Once back in Norwich we then drove back to the spot we hid our bikes. It was then my friend had told me that whilst we were waiting there were bats flying over. Which then freaked me out. Although my bike had quick release wheels, I’ve never used them and I don’t think the previous owners used it as we struggled to get it open. After lots of manpower and shear determination to not admit defeat my friend got my front wheel off and by 1am I was finally at home in bed.
However, my night wasn’t over with. I felt even worse than I had when cycling back. I was so hot and for some reason my body wasn’t wanting to cool itself down, and once the headache started and I felt nauseous I decided to call 111 who sent me to A&E. It was only when the doctor had said plainly ‘You’ve cycled for 10 hours, in 26degree heat’ (remember England) and that’s when I realised no matter how much I drank it was still a stupid idea. Four hours later I was told I had heat stroke, and spent the next few days recovering.
Sadly my friend tried to repair my bike but in his words. He reattached the front wheel but the lever wouldn’t lock so it would be fine to ride as long as you didn’t shake the bike….which is fine if most of the roads you cycled on didn’t have humps, potholes and drain covers. As the front wheel will just roll away. I then donated the bike to a local enterprise called Bicycle Links, hopefully it was some form of use to them!
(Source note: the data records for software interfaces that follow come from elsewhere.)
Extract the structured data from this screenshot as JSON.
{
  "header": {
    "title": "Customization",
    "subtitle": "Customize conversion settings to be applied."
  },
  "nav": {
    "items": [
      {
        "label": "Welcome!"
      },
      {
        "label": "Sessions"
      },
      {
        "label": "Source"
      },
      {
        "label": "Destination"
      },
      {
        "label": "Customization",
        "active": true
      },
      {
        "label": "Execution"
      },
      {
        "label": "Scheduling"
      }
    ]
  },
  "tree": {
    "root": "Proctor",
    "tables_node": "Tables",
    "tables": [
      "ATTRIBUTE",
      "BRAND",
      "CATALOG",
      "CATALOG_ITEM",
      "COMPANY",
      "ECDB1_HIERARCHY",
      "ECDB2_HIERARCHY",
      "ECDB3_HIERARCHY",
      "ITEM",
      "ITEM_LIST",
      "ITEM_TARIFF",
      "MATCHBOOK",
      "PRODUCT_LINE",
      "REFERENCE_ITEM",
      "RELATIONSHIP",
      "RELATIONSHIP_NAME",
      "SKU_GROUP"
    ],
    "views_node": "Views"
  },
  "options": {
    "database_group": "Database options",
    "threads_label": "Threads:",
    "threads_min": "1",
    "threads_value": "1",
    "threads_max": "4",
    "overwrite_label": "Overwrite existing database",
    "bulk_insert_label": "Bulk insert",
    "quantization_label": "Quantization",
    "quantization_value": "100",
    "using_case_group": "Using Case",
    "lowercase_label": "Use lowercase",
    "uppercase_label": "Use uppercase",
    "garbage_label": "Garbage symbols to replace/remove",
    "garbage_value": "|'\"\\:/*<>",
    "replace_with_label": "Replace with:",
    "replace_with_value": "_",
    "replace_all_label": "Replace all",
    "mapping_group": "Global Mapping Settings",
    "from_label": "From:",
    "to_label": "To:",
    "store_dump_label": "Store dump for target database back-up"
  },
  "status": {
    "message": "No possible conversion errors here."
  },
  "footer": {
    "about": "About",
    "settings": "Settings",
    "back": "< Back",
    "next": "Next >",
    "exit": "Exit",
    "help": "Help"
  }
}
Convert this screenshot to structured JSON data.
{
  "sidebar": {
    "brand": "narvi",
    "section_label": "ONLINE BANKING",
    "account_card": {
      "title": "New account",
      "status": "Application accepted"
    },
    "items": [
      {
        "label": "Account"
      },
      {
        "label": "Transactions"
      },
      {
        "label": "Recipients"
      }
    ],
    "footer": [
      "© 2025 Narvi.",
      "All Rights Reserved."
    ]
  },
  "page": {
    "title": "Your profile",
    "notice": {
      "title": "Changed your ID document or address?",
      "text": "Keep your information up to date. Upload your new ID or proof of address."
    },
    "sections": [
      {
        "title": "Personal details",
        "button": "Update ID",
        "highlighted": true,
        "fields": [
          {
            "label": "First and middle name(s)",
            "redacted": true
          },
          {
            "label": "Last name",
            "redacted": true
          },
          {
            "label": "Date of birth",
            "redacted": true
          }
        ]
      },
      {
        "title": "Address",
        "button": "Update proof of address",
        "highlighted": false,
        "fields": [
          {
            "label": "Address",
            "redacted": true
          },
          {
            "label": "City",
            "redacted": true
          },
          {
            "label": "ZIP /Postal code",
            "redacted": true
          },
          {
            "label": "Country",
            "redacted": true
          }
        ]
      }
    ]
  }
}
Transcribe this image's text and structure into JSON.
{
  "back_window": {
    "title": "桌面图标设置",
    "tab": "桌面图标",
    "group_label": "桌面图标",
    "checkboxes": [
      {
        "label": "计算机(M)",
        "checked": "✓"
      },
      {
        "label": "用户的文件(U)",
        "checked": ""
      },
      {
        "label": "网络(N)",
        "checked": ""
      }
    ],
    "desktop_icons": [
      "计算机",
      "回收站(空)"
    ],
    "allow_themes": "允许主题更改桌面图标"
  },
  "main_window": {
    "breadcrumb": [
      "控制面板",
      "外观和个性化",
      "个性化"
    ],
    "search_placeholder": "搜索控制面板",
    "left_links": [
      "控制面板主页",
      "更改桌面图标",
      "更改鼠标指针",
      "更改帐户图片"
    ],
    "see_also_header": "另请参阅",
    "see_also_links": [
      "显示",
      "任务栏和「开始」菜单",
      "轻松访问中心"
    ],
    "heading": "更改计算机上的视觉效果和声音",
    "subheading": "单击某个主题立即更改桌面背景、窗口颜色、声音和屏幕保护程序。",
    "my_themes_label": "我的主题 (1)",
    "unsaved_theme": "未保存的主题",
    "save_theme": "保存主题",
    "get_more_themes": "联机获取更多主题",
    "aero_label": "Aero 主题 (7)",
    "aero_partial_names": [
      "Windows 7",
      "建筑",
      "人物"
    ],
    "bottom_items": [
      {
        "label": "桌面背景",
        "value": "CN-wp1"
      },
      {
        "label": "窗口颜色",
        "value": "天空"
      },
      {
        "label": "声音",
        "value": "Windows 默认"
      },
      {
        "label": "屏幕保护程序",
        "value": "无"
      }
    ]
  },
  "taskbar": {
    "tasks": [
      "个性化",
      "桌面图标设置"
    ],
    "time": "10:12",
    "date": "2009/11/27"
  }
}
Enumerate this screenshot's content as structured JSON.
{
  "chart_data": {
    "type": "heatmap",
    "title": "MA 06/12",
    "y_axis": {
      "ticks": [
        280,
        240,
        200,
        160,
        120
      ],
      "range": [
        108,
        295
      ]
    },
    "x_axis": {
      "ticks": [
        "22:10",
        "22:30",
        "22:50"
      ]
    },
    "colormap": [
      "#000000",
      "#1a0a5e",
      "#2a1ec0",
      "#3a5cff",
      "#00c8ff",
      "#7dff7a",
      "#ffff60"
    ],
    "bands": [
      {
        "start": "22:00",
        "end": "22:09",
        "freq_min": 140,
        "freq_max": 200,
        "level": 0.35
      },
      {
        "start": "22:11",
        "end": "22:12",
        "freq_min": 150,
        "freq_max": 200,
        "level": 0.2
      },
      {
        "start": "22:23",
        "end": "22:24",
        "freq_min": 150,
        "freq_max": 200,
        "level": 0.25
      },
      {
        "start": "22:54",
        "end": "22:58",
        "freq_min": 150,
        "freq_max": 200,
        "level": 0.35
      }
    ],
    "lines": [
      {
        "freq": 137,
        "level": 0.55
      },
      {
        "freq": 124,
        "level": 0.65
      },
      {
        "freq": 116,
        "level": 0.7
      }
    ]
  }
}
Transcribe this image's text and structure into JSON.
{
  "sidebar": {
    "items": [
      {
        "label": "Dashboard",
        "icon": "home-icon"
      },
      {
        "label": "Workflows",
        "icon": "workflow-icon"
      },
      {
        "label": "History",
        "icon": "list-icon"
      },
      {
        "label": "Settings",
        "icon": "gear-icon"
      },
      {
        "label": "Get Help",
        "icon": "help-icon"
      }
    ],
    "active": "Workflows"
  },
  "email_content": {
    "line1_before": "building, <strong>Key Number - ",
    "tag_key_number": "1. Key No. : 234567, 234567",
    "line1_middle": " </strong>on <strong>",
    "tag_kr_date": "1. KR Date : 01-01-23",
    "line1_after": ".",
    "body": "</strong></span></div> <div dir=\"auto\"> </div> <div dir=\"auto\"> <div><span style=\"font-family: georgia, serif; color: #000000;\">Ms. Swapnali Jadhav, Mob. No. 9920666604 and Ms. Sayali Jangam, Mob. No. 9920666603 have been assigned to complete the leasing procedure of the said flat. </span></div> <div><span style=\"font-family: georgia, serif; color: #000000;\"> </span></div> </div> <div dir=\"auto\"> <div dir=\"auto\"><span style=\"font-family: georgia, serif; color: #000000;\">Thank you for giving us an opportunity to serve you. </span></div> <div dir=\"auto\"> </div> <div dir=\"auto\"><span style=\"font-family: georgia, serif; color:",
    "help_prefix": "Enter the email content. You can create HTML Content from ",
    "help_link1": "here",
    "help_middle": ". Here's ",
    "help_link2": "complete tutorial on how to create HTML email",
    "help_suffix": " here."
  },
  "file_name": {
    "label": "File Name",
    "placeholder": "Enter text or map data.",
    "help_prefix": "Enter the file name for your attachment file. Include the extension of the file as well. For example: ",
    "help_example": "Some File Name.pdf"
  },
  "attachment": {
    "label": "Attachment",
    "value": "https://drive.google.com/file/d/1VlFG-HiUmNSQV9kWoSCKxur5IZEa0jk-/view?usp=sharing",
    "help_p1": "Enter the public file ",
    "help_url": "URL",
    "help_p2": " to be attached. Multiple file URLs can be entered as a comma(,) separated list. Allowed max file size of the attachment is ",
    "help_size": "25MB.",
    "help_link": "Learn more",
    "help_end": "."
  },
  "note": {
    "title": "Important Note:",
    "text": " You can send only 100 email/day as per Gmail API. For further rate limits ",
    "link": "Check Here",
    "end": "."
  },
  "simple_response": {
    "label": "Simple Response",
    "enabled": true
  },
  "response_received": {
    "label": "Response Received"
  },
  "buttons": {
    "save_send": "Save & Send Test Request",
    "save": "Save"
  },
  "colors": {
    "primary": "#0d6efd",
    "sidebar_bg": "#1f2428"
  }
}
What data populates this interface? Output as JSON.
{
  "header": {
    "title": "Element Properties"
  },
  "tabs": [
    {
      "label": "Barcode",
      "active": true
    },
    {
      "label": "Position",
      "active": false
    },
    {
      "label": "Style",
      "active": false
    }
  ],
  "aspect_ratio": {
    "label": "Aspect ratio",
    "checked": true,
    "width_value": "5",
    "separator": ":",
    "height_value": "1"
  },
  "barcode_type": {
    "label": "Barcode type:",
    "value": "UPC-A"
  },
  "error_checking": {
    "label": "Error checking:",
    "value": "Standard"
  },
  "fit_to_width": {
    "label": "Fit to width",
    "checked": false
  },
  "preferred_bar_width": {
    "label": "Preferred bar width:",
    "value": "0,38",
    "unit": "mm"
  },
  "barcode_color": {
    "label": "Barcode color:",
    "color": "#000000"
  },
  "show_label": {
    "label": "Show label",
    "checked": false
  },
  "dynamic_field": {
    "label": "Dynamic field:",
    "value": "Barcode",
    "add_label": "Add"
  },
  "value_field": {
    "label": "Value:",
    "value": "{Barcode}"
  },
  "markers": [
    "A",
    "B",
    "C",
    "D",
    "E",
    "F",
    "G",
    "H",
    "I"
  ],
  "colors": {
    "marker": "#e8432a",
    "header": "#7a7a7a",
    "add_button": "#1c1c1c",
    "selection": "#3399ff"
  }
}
It seems quite poetic that my bike died along the same path that I first rode it.